**WORK ITEM**
Give back exactly the lines spanning from the one containing "Parse this screenshot: output" to the final line of the records below, and no others.

**Entries from a dataset of interfaces**
--- --- ---

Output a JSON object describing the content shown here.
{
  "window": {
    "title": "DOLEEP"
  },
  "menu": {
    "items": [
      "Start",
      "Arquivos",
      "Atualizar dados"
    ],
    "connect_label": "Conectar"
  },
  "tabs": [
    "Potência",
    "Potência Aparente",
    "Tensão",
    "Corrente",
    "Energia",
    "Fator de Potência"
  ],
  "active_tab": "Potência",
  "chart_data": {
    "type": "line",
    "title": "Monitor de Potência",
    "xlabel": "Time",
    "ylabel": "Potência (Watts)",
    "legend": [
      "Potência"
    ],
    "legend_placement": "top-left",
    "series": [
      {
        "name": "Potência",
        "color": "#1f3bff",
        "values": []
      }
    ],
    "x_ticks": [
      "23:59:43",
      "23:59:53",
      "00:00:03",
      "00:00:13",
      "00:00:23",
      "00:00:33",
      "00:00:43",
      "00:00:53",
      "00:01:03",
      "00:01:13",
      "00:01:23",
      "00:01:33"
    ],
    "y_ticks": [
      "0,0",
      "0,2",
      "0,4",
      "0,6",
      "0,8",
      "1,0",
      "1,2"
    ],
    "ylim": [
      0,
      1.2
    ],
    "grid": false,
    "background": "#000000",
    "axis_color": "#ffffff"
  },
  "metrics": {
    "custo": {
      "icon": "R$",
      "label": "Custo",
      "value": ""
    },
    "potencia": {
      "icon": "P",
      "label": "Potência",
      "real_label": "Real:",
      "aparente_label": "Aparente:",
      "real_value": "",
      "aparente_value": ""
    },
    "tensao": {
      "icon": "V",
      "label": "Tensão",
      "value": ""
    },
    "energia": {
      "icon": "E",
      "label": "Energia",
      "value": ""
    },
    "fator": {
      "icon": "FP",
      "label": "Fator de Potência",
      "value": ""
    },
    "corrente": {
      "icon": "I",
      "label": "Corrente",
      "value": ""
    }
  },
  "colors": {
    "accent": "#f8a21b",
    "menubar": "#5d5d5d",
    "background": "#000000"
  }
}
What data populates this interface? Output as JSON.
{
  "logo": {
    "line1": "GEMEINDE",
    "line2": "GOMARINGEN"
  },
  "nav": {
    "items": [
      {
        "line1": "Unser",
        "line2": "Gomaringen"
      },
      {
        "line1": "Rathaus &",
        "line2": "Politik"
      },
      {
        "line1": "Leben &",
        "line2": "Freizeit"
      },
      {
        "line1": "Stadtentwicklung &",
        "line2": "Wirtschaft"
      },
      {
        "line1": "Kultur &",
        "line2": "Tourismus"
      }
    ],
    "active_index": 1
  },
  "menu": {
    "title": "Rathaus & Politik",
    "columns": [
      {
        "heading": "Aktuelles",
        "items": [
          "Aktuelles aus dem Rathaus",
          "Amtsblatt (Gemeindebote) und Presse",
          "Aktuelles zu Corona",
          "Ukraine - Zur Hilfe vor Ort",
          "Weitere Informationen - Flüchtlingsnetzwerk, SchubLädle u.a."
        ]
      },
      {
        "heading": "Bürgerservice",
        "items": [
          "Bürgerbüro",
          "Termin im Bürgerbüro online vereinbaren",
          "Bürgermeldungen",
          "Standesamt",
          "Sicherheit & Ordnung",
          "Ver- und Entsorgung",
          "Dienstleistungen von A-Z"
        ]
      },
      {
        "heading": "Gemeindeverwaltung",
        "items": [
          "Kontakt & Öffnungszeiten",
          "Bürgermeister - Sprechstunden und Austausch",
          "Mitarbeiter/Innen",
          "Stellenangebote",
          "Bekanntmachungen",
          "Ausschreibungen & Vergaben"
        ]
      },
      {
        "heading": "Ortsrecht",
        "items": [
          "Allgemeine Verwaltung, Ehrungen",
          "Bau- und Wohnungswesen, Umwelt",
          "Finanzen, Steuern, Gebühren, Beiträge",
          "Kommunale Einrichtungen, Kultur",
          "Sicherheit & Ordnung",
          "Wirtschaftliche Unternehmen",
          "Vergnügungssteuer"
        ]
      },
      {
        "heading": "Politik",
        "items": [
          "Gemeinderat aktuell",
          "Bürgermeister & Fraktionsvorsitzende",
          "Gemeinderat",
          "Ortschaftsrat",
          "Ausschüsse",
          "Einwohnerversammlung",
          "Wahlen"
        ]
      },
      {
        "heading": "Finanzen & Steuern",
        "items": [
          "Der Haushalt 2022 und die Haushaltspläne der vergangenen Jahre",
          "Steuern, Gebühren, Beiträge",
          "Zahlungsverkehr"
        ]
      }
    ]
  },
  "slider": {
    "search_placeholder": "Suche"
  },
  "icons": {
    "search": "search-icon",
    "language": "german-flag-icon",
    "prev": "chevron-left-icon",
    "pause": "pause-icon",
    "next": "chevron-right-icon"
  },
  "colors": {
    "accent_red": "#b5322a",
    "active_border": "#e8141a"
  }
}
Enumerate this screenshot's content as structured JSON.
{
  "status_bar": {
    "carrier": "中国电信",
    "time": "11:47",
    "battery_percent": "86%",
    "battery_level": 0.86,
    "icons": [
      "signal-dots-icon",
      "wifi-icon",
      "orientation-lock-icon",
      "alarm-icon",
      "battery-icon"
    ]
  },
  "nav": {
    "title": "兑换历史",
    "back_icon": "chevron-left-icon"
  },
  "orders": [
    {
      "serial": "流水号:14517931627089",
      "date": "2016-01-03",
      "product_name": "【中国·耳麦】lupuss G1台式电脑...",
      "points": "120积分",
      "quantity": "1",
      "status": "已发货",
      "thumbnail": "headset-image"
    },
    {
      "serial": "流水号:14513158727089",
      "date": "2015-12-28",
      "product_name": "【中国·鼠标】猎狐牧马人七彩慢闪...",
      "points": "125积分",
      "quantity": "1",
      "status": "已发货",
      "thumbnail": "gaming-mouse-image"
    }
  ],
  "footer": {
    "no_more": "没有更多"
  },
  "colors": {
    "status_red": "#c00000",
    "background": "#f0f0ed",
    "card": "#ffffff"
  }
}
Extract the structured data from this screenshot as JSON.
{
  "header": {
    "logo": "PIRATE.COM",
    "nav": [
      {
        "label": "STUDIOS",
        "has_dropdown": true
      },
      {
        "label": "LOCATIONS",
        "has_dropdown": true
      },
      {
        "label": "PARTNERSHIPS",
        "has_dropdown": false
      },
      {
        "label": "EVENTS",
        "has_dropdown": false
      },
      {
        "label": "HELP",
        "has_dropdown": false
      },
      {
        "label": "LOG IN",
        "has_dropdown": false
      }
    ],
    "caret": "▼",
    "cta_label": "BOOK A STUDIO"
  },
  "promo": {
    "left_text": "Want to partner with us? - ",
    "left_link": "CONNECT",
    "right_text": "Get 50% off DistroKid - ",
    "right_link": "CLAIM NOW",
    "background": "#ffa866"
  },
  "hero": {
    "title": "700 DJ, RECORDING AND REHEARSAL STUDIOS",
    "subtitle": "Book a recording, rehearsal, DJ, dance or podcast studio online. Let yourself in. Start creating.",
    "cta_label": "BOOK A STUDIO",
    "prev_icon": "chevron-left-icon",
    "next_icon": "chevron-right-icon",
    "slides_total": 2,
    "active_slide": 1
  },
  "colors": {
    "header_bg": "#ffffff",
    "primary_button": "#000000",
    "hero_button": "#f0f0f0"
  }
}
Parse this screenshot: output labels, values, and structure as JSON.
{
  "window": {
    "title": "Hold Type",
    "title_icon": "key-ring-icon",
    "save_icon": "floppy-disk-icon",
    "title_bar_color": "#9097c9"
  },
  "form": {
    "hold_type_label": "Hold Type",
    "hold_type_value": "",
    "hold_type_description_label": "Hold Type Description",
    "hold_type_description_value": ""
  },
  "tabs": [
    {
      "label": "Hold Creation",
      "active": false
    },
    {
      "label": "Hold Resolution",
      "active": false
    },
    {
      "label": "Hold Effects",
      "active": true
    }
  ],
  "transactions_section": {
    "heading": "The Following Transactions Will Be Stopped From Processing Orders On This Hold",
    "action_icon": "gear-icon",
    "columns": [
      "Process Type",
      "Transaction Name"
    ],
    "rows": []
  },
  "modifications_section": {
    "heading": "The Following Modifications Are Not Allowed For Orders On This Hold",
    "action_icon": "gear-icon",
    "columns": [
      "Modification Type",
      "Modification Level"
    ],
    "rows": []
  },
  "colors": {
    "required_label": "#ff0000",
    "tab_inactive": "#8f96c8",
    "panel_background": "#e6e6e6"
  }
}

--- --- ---

**OUTPUT FOR THIS TASK**
Parse this screenshot: output labels, values, and structure as JSON.
{
  "window": {
    "title": "Hold Type",
    "title_icon": "key-ring-icon",
    "save_icon": "floppy-disk-icon",
    "title_bar_color": "#9097c9"
  },
  "form": {
    "hold_type_label": "Hold Type",
    "hold_type_value": "",
    "hold_type_description_label": "Hold Type Description",
    "hold_type_description_value": ""
  },
  "tabs": [
    {
      "label": "Hold Creation",
      "active": false
    },
    {
      "label": "Hold Resolution",
      "active": false
    },
    {
      "label": "Hold Effects",
      "active": true
    }
  ],
  "transactions_section": {
    "heading": "The Following Transactions Will Be Stopped From Processing Orders On This Hold",
    "action_icon": "gear-icon",
    "columns": [
      "Process Type",
      "Transaction Name"
    ],
    "rows": []
  },
  "modifications_section": {
    "heading": "The Following Modifications Are Not Allowed For Orders On This Hold",
    "action_icon": "gear-icon",
    "columns": [
      "Modification Type",
      "Modification Level"
    ],
    "rows": []
  },
  "colors": {
    "required_label": "#ff0000",
    "tab_inactive": "#8f96c8",
    "panel_background": "#e6e6e6"
  }
}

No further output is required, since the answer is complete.